[Page and application data records]
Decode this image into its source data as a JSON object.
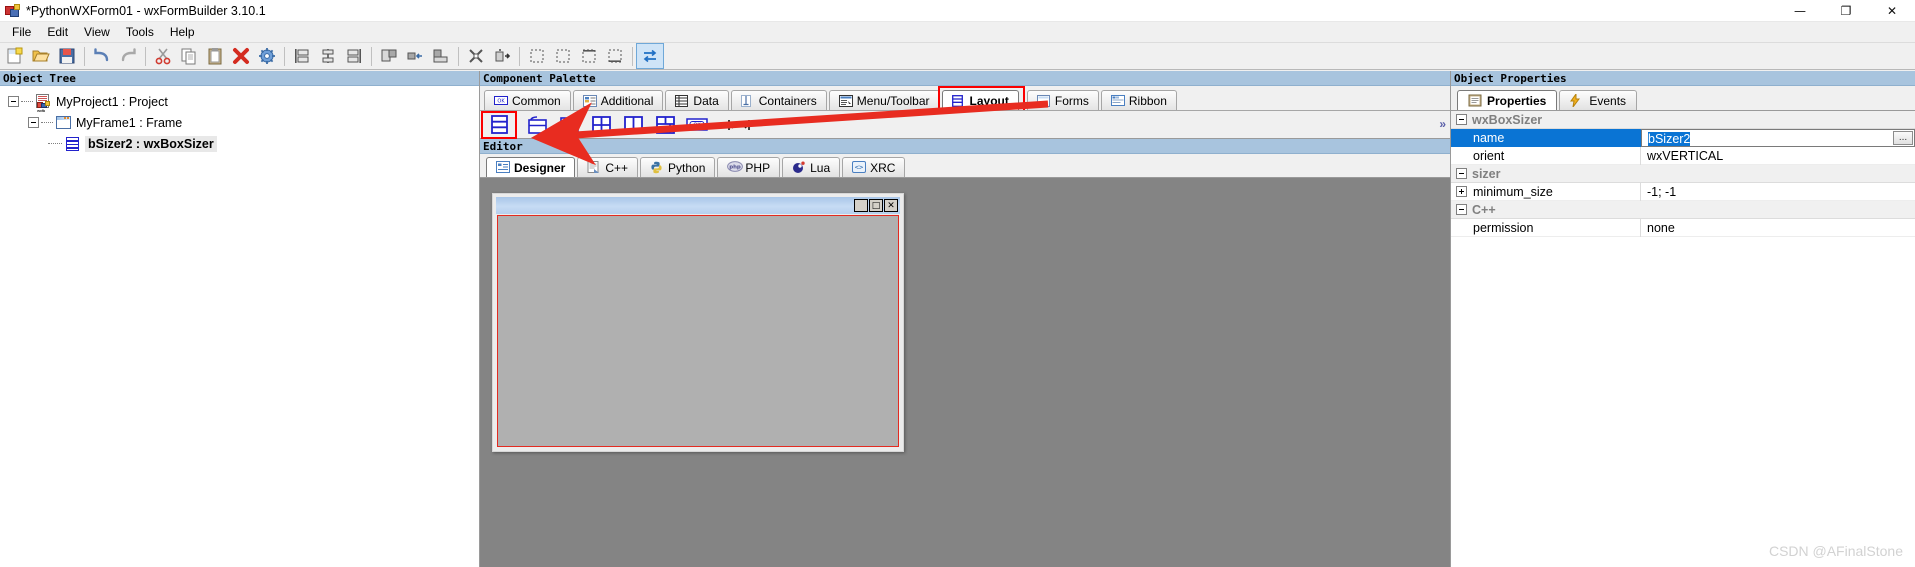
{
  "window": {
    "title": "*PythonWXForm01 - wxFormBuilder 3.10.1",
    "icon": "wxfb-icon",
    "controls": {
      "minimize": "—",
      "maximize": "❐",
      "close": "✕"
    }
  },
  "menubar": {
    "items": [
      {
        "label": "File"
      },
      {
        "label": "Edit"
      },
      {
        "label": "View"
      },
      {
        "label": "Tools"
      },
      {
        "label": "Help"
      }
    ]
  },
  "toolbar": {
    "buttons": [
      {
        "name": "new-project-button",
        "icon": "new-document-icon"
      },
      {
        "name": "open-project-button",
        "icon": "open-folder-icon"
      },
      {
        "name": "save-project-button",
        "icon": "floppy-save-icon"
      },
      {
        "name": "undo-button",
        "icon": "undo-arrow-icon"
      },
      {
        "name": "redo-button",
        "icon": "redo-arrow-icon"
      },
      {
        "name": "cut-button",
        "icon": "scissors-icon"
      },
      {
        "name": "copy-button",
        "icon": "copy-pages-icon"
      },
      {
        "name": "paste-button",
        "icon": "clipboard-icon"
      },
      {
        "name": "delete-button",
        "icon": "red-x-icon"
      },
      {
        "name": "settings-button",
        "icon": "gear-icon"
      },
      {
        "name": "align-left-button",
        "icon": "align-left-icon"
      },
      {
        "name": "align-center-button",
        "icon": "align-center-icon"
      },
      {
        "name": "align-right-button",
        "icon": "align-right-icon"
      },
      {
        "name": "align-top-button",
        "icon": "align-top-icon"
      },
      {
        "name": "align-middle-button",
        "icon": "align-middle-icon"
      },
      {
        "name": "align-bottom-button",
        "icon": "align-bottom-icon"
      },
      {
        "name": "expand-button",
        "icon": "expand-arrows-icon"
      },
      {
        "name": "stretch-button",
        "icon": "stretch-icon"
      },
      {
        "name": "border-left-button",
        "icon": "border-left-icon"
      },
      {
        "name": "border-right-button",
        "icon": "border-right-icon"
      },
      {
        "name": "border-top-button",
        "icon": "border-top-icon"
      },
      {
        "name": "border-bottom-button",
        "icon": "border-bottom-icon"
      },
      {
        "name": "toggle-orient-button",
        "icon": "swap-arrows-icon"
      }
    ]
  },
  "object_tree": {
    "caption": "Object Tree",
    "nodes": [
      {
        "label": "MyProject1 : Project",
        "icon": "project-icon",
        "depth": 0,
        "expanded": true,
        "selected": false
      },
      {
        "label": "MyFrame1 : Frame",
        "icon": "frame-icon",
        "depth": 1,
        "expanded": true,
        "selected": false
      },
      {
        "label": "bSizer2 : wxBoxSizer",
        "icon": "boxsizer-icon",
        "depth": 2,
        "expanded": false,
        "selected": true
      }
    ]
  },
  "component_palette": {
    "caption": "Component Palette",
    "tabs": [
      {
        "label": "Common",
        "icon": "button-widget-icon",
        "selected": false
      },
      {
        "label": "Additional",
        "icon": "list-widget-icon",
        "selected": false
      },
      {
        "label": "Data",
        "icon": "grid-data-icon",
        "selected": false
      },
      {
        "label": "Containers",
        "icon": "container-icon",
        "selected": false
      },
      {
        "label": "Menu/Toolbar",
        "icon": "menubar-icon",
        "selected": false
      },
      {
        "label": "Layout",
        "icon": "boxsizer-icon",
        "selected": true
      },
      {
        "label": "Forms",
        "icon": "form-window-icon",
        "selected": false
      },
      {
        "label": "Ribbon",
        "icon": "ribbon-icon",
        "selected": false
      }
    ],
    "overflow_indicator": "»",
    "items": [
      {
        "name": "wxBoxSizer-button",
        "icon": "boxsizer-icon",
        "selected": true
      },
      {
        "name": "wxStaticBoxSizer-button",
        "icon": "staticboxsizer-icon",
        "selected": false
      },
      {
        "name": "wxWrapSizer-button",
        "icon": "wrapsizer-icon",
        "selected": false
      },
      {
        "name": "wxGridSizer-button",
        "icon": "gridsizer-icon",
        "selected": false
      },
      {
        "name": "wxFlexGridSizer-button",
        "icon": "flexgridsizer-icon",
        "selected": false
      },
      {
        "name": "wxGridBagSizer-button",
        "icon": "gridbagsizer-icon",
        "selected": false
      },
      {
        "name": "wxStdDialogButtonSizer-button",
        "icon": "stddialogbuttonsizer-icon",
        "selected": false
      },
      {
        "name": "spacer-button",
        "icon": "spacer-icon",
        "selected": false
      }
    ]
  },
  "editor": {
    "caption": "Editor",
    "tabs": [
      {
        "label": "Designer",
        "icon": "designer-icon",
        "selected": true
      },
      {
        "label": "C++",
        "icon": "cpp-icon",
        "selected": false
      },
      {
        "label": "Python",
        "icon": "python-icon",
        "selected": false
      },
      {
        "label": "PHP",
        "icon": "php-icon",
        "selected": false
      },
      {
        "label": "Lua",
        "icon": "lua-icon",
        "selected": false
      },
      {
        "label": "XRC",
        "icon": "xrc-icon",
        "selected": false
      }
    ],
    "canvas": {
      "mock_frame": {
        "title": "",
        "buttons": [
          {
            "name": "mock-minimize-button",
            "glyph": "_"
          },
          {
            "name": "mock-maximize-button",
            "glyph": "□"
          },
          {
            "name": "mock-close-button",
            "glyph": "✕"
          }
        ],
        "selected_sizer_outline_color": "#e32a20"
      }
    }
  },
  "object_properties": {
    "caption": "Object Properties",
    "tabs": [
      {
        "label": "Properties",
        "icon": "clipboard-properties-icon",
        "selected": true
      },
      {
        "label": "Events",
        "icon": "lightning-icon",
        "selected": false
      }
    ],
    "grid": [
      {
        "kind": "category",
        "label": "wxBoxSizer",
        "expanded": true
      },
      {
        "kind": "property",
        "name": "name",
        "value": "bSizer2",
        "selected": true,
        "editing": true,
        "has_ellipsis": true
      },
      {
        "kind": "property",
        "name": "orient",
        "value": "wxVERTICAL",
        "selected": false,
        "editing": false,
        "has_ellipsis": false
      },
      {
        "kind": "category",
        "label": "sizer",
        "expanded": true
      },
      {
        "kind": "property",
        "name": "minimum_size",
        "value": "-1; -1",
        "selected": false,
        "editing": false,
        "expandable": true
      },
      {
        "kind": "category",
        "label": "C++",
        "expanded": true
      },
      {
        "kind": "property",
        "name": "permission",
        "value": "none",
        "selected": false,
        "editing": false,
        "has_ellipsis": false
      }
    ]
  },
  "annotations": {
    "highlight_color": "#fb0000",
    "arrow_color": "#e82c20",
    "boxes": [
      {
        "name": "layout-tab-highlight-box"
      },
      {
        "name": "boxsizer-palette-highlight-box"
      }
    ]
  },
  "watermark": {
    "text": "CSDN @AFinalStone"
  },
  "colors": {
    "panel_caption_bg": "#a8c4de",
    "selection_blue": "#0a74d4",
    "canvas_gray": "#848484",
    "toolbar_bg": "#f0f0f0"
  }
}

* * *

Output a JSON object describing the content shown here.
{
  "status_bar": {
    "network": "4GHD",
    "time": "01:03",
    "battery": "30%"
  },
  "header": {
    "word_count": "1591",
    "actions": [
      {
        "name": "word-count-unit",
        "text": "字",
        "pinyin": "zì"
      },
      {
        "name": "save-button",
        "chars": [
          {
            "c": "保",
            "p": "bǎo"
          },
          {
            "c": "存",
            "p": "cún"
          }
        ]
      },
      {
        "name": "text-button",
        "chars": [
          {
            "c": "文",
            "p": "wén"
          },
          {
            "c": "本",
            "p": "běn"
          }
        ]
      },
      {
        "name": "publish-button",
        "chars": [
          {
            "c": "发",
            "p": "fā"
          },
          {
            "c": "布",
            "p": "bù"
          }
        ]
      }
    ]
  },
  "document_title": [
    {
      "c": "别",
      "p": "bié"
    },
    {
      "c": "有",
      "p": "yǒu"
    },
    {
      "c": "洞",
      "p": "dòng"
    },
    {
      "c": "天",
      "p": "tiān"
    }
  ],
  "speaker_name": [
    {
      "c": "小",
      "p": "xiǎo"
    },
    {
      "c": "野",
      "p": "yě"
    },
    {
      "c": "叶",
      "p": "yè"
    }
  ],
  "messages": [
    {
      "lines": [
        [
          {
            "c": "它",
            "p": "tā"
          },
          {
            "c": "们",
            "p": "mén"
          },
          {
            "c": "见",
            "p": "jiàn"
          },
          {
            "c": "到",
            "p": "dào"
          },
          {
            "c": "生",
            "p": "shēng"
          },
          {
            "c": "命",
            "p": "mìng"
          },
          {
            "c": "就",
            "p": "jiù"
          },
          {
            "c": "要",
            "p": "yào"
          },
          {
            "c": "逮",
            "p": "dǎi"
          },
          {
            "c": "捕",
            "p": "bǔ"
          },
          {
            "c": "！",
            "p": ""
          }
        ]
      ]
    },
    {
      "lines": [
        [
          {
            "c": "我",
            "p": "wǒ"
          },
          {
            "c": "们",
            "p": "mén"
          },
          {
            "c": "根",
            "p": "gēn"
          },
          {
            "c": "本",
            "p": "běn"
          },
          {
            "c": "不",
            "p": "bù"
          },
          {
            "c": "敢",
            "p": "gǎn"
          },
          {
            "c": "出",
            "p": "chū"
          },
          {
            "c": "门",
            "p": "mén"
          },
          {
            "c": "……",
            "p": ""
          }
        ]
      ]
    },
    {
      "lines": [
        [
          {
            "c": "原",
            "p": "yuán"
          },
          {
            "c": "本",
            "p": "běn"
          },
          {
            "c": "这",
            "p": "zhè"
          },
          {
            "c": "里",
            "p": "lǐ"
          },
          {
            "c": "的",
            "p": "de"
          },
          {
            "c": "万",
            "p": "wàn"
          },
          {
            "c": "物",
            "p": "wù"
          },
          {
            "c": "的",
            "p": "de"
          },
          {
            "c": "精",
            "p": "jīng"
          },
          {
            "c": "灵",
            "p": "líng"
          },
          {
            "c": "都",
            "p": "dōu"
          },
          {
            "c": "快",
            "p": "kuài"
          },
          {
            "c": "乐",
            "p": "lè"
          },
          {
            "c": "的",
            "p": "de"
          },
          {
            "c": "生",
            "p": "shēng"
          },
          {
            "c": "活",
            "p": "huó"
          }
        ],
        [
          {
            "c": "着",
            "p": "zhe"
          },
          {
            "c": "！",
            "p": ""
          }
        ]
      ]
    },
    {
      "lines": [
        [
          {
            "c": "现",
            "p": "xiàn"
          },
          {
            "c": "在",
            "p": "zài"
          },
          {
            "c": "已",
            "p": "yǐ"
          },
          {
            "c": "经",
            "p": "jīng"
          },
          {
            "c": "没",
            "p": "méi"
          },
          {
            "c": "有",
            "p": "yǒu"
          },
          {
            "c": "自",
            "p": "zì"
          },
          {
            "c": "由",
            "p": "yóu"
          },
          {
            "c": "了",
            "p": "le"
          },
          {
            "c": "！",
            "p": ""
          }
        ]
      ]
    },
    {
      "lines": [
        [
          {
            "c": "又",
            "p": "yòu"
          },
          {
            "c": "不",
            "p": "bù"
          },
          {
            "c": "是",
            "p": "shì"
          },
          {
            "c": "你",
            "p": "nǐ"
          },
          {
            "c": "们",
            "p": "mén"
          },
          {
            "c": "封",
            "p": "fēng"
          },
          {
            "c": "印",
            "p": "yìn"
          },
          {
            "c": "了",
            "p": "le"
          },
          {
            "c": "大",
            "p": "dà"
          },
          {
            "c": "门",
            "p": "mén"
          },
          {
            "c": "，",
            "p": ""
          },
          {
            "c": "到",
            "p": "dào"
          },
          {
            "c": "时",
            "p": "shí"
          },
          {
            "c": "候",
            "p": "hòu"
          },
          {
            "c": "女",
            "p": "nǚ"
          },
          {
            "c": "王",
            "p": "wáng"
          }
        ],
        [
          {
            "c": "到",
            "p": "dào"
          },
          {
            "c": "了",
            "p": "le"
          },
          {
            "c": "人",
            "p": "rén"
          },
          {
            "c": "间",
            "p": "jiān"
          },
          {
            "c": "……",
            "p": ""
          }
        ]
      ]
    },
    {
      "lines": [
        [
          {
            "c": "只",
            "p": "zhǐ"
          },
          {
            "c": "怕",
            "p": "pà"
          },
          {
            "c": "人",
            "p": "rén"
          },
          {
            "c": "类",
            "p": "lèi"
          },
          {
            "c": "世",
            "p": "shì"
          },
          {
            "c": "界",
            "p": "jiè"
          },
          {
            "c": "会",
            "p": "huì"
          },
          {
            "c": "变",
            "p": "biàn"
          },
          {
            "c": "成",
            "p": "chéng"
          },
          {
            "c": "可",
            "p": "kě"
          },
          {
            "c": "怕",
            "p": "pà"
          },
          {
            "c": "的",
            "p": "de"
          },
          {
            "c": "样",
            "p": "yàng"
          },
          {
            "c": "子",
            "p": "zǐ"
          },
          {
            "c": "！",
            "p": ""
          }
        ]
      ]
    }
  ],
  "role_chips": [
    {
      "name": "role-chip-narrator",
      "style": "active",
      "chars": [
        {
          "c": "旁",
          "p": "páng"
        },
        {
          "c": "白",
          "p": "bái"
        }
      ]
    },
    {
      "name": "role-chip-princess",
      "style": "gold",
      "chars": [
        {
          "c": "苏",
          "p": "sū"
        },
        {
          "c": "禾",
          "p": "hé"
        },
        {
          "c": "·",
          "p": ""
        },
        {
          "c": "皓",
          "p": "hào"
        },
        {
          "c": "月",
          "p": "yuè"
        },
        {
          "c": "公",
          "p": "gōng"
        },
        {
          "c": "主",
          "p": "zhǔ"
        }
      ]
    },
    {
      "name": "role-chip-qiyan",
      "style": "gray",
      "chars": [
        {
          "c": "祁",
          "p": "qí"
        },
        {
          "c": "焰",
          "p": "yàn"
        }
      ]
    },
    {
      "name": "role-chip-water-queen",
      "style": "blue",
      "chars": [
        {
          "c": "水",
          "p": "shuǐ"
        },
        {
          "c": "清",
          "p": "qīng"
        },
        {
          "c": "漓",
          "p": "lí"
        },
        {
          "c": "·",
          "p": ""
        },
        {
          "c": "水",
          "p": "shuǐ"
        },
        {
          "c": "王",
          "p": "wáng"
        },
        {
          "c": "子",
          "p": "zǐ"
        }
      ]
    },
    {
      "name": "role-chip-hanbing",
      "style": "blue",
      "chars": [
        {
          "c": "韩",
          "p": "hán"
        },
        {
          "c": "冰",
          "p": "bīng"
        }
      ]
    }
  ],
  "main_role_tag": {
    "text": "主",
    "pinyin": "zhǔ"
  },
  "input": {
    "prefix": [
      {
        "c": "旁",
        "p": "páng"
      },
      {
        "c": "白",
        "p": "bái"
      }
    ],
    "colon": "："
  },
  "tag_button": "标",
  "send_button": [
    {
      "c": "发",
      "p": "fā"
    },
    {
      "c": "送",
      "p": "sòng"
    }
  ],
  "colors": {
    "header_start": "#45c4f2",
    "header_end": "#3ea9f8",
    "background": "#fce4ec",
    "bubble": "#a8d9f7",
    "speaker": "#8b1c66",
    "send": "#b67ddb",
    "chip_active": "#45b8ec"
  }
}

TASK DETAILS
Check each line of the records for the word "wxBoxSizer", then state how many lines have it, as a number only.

RESPONSE BOX
3